Ukraine's Parliament recently approved a bill that would establish a national program to increase HIV/AIDS prevention and treatment efforts in the country, Ukrainian News reports. The bill -- titled "On Approving a National Program for Ensuring Prevention of HIV Infections, Treatment, Care and Support of HIV Carriers and AIDS Patients during the 2009-2013 Period" -- aims to curb the impact that the disease is having on the country's population by introducing a government policy that would increase both HIV/AIDS prevention and treatment.

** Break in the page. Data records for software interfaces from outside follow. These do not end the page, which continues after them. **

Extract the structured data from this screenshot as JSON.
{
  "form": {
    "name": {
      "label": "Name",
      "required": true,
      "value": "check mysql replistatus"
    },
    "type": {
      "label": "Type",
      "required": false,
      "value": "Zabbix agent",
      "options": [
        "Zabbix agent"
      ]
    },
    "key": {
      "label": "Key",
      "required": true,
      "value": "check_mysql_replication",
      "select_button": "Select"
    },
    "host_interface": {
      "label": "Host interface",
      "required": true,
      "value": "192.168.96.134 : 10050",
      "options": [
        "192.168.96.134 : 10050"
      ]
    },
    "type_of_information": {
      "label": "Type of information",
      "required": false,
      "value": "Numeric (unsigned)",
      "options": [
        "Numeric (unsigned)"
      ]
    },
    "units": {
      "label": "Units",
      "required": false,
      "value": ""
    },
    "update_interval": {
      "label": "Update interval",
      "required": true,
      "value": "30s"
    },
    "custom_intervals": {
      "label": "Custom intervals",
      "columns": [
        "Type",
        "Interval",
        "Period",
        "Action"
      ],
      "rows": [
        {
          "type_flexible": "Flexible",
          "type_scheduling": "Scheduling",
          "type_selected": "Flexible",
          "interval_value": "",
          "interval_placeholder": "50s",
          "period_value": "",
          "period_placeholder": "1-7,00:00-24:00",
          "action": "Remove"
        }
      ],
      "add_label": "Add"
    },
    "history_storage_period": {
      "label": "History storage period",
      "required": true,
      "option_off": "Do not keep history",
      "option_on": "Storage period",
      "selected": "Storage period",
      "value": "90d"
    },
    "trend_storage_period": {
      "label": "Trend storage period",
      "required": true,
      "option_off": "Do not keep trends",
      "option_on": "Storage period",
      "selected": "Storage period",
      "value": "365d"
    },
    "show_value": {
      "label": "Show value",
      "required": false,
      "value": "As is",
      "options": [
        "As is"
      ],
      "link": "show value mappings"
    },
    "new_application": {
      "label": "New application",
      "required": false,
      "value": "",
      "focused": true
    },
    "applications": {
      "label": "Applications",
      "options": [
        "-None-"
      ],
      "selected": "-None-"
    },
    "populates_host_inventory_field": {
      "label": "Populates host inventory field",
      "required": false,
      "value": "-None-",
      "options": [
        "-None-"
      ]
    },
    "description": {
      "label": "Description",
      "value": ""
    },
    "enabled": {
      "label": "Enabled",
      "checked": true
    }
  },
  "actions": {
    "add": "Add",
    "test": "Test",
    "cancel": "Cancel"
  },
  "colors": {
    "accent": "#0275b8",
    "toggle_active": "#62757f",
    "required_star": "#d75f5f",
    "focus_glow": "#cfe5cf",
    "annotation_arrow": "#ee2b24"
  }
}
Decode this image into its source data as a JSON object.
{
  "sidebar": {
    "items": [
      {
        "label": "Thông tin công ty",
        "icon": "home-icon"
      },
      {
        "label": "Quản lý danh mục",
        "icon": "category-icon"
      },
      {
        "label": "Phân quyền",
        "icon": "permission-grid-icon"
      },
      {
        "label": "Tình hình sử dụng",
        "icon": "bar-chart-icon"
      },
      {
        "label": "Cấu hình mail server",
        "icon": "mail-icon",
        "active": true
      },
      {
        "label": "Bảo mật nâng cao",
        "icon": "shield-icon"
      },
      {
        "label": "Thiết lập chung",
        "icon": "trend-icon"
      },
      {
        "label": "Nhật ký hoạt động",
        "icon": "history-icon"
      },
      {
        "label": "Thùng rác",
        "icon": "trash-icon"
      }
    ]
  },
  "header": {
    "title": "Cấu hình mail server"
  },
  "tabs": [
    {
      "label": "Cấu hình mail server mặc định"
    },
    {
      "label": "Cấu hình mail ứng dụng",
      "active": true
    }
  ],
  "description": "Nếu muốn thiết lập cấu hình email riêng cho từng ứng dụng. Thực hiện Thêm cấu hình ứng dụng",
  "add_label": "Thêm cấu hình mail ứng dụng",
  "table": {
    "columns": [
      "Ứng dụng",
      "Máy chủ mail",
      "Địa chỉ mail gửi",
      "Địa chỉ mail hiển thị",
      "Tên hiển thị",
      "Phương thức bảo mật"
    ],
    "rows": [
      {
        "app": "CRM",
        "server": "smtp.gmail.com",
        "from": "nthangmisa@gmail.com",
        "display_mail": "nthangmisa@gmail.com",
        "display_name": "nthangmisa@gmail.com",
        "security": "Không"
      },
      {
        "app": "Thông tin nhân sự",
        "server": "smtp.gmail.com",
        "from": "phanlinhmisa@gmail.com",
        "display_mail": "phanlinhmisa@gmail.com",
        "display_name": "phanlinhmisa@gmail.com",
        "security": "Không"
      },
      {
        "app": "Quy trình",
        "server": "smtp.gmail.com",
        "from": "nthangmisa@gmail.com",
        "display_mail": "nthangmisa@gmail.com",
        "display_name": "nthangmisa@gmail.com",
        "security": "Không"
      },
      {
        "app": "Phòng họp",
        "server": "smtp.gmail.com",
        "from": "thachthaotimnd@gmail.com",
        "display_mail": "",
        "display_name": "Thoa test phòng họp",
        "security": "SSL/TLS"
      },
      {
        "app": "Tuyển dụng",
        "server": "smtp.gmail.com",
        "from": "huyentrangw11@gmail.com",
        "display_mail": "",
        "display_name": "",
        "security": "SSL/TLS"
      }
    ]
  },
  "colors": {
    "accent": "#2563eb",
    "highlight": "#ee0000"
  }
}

Under the national program, preventive measures would include increasing the safety of blood products; providing access to large-scale primary prophylactics, especially among at-risk groups; and increasing efforts to prevent mother-to-child transmission. Improved treatment efforts would include no-cost counseling and HIV tests, access to antiretroviral and support therapy, and psychological support to those living with HIV/AIDS. The program will require about 3.7 billion Ukrainian hryvnia, or about $730 million, according to Ukrainian News.
Ukraine's adult HIV/AIDS prevalence is estimated at 1.63%, according to Ukrainian News. The bill states that more than 122,000 HIV cases were registered in Ukraine as of Jan. 1 of this year. The program attributes issues with current HIV/AIDS prevention and treatment efforts, as well as the increase in the number of new cases, to socioeconomic problems -- such as inadequate medical and social-assistance infrastructures and insufficient funding for prevention and treatment efforts -- Ukrainian News reports (Sokolovska, Ukrainian News, 9/30).
This is part of Kaiser Health News' Daily Report - a summary of health policy coverage from major news organizations. The full summary of the day's news can be found here and you can sign up for e-mail subscriptions to the Daily Report here. In addition, our staff of reporters and correspondents file original stories each day, which you can find on our home page.